== Segment start ==

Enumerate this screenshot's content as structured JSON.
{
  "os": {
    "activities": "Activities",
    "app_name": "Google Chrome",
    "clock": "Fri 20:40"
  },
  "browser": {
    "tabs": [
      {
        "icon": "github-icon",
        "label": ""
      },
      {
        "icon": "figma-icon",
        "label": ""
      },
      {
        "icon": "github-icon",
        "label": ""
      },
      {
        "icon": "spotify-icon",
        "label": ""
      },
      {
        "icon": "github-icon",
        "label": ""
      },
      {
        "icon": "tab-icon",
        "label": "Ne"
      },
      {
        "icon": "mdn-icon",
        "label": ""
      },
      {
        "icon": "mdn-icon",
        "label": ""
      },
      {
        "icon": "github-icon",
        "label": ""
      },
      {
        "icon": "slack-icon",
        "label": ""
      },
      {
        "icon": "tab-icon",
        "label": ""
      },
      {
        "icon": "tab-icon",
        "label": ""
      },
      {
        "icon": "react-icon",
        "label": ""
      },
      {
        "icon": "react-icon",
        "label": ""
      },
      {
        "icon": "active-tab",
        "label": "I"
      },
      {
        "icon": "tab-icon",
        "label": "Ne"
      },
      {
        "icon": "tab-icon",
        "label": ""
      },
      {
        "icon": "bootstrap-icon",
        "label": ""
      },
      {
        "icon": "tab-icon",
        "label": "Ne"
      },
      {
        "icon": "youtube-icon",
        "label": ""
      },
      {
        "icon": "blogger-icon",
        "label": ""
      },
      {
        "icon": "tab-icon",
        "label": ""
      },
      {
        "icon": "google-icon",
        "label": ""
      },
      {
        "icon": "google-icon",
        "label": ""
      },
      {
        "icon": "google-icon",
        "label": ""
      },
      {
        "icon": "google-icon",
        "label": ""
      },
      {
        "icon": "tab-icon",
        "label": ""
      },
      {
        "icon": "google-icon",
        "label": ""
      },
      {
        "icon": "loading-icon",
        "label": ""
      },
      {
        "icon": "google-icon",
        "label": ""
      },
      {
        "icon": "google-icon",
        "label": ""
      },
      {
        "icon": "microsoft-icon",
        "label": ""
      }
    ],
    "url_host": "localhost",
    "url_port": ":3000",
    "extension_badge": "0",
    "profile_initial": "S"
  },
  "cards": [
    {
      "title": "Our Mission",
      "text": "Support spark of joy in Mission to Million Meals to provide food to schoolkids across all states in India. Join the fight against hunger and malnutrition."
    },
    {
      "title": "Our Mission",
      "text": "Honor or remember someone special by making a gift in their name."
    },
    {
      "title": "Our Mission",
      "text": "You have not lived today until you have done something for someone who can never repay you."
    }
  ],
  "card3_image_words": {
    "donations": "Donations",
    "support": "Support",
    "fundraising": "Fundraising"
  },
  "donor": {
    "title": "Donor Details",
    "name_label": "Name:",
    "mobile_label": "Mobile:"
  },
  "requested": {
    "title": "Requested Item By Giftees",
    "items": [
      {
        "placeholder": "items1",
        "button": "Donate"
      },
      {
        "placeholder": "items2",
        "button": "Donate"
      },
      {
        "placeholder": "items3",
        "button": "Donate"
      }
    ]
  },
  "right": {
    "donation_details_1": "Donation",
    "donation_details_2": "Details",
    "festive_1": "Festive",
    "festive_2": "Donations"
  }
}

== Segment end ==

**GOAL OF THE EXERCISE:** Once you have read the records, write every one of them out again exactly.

**ANSWER TO THE PROBLEM:**
Enumerate this screenshot's content as structured JSON.
{
  "os": {
    "activities": "Activities",
    "app_name": "Google Chrome",
    "clock": "Fri 20:40"
  },
  "browser": {
    "tabs": [
      {
        "icon": "github-icon",
        "label": ""
      },
      {
        "icon": "figma-icon",
        "label": ""
      },
      {
        "icon": "github-icon",
        "label": ""
      },
      {
        "icon": "spotify-icon",
        "label": ""
      },
      {
        "icon": "github-icon",
        "label": ""
      },
      {
        "icon": "tab-icon",
        "label": "Ne"
      },
      {
        "icon": "mdn-icon",
        "label": ""
      },
      {
        "icon": "mdn-icon",
        "label": ""
      },
      {
        "icon": "github-icon",
        "label": ""
      },
      {
        "icon": "slack-icon",
        "label": ""
      },
      {
        "icon": "tab-icon",
        "label": ""
      },
      {
        "icon": "tab-icon",
        "label": ""
      },
      {
        "icon": "react-icon",
        "label": ""
      },
      {
        "icon": "react-icon",
        "label": ""
      },
      {
        "icon": "active-tab",
        "label": "I"
      },
      {
        "icon": "tab-icon",
        "label": "Ne"
      },
      {
        "icon": "tab-icon",
        "label": ""
      },
      {
        "icon": "bootstrap-icon",
        "label": ""
      },
      {
        "icon": "tab-icon",
        "label": "Ne"
      },
      {
        "icon": "youtube-icon",
        "label": ""
      },
      {
        "icon": "blogger-icon",
        "label": ""
      },
      {
        "icon": "tab-icon",
        "label": ""
      },
      {
        "icon": "google-icon",
        "label": ""
      },
      {
        "icon": "google-icon",
        "label": ""
      },
      {
        "icon": "google-icon",
        "label": ""
      },
      {
        "icon": "google-icon",
        "label": ""
      },
      {
        "icon": "tab-icon",
        "label": ""
      },
      {
        "icon": "google-icon",
        "label": ""
      },
      {
        "icon": "loading-icon",
        "label": ""
      },
      {
        "icon": "google-icon",
        "label": ""
      },
      {
        "icon": "google-icon",
        "label": ""
      },
      {
        "icon": "microsoft-icon",
        "label": ""
      }
    ],
    "url_host": "localhost",
    "url_port": ":3000",
    "extension_badge": "0",
    "profile_initial": "S"
  },
  "cards": [
    {
      "title": "Our Mission",
      "text": "Support spark of joy in Mission to Million Meals to provide food to schoolkids across all states in India. Join the fight against hunger and malnutrition."
    },
    {
      "title": "Our Mission",
      "text": "Honor or remember someone special by making a gift in their name."
    },
    {
      "title": "Our Mission",
      "text": "You have not lived today until you have done something for someone who can never repay you."
    }
  ],
  "card3_image_words": {
    "donations": "Donations",
    "support": "Support",
    "fundraising": "Fundraising"
  },
  "donor": {
    "title": "Donor Details",
    "name_label": "Name:",
    "mobile_label": "Mobile:"
  },
  "requested": {
    "title": "Requested Item By Giftees",
    "items": [
      {
        "placeholder": "items1",
        "button": "Donate"
      },
      {
        "placeholder": "items2",
        "button": "Donate"
      },
      {
        "placeholder": "items3",
        "button": "Donate"
      }
    ]
  },
  "right": {
    "donation_details_1": "Donation",
    "donation_details_2": "Details",
    "festive_1": "Festive",
    "festive_2": "Donations"
  }
}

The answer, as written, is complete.